March 23, 2015


Video blackout: It’s time to stop leaving some employees in the dark

I frequently attend events where corporate communicators and IT professionals from around the world discuss best practices in using video for employee engagement.   It’s impressive how far video in the enterprise has come. There is widespread acceptance that video is the best way to deliver mission critical leadership messages and training to employees, and nearly every speaker echoes that message.   However, off the stage in private conversations I’m surprised to hear that the vast majority of companies have huge segments of their population that simply can’t access video, in many cases up to 40% of employees are deliberately cut off from the critical messages they require! In this post I’ll explore how we arrived in this situation and what we can do to change it.

The Evolution of the Message and the Medium

Decades ago, the company loudspeaker blared the latest news to all employees, whether they wanted it or not. The in-person all-hands meeting was engaging, but reached only a handful of employees. Twenty years ago conference calls become the mode du-jour for communicating, however a recent Intercall Survey found that 65% of conference call participants are doing other work while on the conference call (27% reported having fallen asleep on a conf. call). Video webcasts have stepped in to solve this challenge, and a recent Ragan survey showed 89% of corporate leaders say video is now important for their internal communications programs due to its ability to engage.

From a technology perspective, the growth of video has been much more uneven due its unique challenges. Early solutions, such as satellite, were extremely expensive, limited to select locations and forced employees into break rooms. Twenty years ago solutions such as multicast and hardware-based caching devices enabled enterprises to reach 50% and in many cases and as much as 80% of employees with video (after several years of work).   The implementation and maintenance involved in using video is simply too difficult and costly to justify, so most companies just stop after a certain point. Without a solution in place, these offices are truly blacked out from video.
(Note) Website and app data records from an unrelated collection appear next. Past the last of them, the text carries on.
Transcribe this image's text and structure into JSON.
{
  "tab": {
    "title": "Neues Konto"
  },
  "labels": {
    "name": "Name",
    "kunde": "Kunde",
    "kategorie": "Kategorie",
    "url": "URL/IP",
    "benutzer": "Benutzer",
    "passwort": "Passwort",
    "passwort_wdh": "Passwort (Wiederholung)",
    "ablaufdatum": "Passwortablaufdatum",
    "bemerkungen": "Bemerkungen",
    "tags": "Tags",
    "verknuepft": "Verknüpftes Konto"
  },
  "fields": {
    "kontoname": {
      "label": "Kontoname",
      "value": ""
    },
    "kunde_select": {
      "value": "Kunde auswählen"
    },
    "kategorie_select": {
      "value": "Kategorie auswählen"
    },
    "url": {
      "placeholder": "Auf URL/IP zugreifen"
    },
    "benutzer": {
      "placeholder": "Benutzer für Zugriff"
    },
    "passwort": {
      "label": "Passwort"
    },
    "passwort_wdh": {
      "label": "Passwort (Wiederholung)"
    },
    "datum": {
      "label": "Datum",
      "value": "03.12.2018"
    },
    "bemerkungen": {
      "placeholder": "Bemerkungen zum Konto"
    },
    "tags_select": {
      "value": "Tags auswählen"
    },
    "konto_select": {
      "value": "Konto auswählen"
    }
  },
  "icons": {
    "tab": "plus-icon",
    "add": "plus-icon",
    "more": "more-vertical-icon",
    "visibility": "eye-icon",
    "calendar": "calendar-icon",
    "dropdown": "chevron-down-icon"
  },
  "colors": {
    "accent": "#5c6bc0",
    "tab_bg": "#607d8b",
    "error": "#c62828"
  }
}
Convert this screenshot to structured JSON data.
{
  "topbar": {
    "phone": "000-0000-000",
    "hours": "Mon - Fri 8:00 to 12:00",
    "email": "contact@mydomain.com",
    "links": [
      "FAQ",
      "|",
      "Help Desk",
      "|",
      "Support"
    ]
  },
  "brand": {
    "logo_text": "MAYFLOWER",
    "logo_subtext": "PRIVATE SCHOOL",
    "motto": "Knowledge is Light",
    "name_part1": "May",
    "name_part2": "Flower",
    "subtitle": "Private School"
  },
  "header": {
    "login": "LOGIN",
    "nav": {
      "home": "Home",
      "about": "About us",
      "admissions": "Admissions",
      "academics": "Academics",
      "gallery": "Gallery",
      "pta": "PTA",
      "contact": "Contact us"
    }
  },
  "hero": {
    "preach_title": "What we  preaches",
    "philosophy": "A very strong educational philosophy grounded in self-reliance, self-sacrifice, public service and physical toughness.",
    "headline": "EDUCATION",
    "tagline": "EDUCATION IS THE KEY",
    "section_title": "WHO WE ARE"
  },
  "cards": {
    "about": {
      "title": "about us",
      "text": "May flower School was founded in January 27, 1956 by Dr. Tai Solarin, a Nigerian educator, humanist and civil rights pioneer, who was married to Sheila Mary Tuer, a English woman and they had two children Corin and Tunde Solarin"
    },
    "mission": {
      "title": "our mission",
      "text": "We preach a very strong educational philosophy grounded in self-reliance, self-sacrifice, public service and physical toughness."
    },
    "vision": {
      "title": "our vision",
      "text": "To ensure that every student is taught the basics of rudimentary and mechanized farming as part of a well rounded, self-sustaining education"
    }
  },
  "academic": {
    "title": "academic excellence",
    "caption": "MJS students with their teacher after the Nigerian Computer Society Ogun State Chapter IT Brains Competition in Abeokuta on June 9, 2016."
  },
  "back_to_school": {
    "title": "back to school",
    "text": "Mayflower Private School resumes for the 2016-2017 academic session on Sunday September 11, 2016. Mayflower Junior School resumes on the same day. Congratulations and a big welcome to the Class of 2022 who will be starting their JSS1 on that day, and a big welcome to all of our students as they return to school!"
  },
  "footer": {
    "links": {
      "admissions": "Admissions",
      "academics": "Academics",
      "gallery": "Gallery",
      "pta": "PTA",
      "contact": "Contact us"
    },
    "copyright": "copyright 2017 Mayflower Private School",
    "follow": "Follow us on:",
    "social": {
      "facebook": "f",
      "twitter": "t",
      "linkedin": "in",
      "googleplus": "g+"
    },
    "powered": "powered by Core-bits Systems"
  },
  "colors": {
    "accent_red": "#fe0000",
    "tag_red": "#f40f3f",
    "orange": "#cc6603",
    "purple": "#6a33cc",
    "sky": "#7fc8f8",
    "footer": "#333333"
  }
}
The network can’t handle it. So just to reiterate: In the year 2015, if you’re in a large enterprise and IT has prioritized video and spent years and millions of dollars getting multicast or caching devices set up, 20% or more likely 40% of your employees still can’t use video. We’re supposed to have flying cars by now and instead we have conference calls.

Misplaced Priorities, Old Fashioned Solutions

The hard part about not reaching everyone is that those that don’t get the message are precisely those that need it the most. Everyone in headquarters surely can watch the video message or join a face to face meeting. Those in large secondary campuses can probably watch it. But the best sales guy in Singapore, the critical technician in rural Iowa, the new hire in Brazil… they’re left in the dark.

It’s for this reason that we must draw the line with video solutions. It is never acceptable to have a video solution that can’t reach your entire audience.   Whatever technical or cultural hurdles stand in your way pale in comparison to getting your message to those critical, front-line employees.   Technology should drive communication and innovation, not stifle it.

Our Challenge: 100% Reach in Less than 100 Days 

One route to reaching all employees quickly is to leverage a software defined network solution (SDN). Kollective and others in the Software Defined Enterprise Content Delivery Network space create a software-based video network on top of your existing network that can overcome challenges with your network and enable video quickly and efficiently to every office and every employee: surely within 100 days, sometimes in as little as a week. These solutions can reduce video network bandwidth requirements by as much as 90%. With the recent introduction of Kollective Adaptive Bitrate, the video system is able to reliably overcome even the most challenging network conditions.

If you’re wondering why the SDN space is growing so fast right now–why companies like Cisco are investing billions–It all comes down to technology finally delivering what we really need. No, not flying cars, but video to the last 20%.

So whatever solution you decide on, I challenge you to reach all employees; not next year, but today. Businesses that reach that last 20% (like Nestle, Wells Fargo and NCR) will continue to be aligned, nimble and successful. Those that don’t won’t.